NORMAL – The developer behind a proposed northern McLean County wind farm laid out its plan for what it said are safe sound and wildlife practices Thursday at the second in a series of public hearings.
Invenergy, the Chicago company planning to build its 100-turbine McLean County Wind Energy Center across 13,000 acres in Chenoa, Gridley, Lexington and Money Creek townships, presented on those topics for more than 100 people at Heartland Community College’s Astroth Community Education Center in Normal.
Michael Hankard, president and principal at Wisconsin firm Hankard Environmental, spoke about noise levels residents and others can expect from the turbines, which are expected to total 250 megawatts in electrical generating capacity, or enough for 69,000 homes.
Residents questioned whether the state acoustic standards the project will satisfy are legitimate.

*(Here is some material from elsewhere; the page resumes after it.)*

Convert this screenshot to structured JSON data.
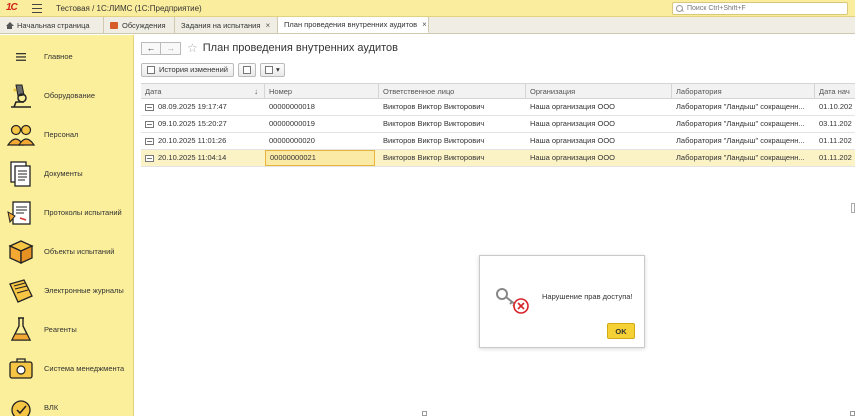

A woman who will live near six turbines questioned if it’s possible for Invenergy or the county to accurately portray what the sound will be like there after the project is done, before 2021.
Invenergy’s website for the project cites a Maine Centers for Disease Control study that found wind turbines produce sound comparable to a quiet, air-conditioned office.
Invenergy’s environmental permitting manager, Andrea Giampoli, and others also discussed efforts to observe and respect the local wildlife population. Officials spent years documenting local wildlife behavior to make sure it won’t be affected, and the plan includes specific setbacks to avoid impacting wild birds and bats.
“None of the turbines we’re installing will affect any streams,” said Invenergy Vice President Kevin Parzyck.
Lexington resident Glenn Schwass questioned whether Invenergy is doing enough to study how the wind farms affect pets and other land animals, but Parzyck said “there’s no evidence of a problem.”
The company discussed the broad outline of the project at another hearing Tuesday. Parzyck said Chenoa, Gridley and Lexington officials are talking with the company to get on board with the farm.
Officials have not said how much the project will cost to build. It’s expected to generate at least $2.3 million in new tax revenue annually for local taxing bodies.
Construction is to start in 2018 or 2019, and the farm is to be operational in 2019 or 2020.
Another public hearing is set for 7 p.m. Tuesday at Room 400 in the Government Center, 115 E. Washington St., downtown Bloomington.
|Wind Watch relies entirely
on User Funding